**TASK ITEM:**
Each line holding the string "cover" is to be copied from the data.

**TASK DATA:**

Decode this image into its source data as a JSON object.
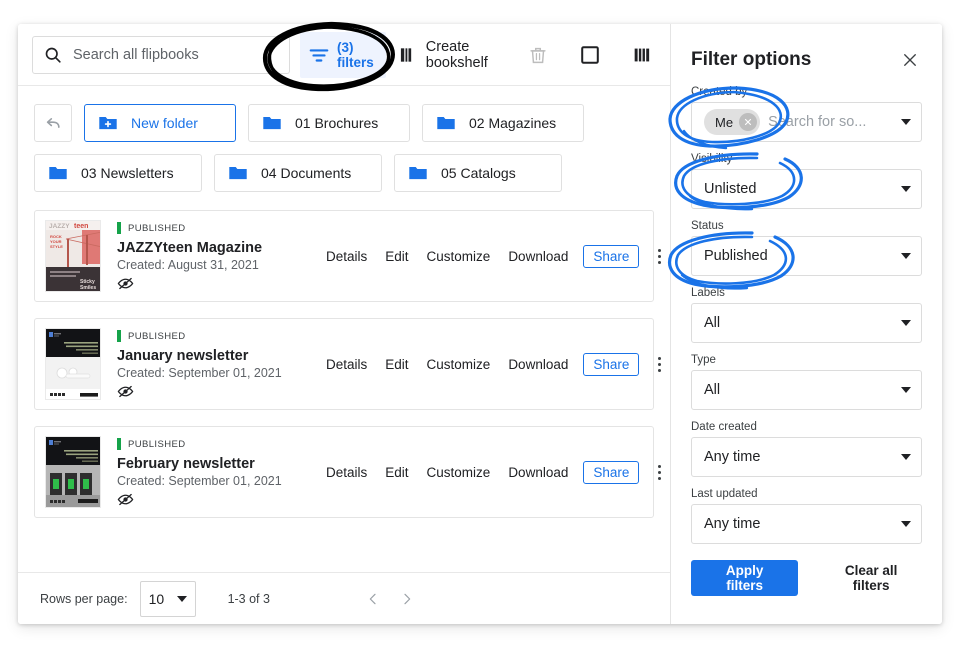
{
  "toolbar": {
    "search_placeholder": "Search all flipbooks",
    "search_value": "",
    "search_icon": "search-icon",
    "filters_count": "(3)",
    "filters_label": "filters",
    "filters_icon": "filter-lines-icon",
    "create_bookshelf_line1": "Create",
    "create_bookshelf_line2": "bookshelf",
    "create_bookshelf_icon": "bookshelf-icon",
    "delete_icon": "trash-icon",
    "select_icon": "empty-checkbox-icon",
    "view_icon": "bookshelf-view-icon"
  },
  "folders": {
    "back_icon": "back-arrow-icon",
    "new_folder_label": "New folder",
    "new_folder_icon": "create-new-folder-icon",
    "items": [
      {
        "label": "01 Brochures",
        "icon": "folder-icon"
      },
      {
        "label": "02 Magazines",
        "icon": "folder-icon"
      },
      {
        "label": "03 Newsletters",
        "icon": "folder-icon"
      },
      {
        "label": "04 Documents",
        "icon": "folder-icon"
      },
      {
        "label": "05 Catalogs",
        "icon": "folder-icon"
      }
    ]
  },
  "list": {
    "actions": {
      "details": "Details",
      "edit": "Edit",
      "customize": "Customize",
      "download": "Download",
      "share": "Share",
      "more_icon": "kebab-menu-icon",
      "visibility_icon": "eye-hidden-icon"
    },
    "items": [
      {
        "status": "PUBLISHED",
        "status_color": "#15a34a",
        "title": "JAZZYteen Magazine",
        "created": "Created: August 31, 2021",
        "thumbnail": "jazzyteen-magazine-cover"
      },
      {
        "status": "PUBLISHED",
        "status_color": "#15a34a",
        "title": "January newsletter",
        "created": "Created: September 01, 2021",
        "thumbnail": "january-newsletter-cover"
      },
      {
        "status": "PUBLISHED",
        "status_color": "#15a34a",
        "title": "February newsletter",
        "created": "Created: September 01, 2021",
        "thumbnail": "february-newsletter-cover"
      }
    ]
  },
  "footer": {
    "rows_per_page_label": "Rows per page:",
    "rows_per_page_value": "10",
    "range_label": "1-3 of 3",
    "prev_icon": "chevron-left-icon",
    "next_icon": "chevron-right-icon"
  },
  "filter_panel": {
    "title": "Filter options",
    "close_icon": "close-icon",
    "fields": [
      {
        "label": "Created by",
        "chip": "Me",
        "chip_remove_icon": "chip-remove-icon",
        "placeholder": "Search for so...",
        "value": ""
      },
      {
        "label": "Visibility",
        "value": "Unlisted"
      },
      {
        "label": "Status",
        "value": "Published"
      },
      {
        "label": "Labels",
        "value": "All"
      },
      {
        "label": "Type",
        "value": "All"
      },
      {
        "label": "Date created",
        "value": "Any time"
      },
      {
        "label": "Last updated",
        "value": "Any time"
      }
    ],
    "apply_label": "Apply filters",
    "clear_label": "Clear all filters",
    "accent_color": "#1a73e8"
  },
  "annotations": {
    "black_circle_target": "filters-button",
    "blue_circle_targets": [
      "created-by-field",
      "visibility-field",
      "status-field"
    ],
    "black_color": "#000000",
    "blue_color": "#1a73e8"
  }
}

**RESPONSE AREA:**
        "thumbnail": "jazzyteen-magazine-cover"
        "thumbnail": "january-newsletter-cover"
        "thumbnail": "february-newsletter-cover"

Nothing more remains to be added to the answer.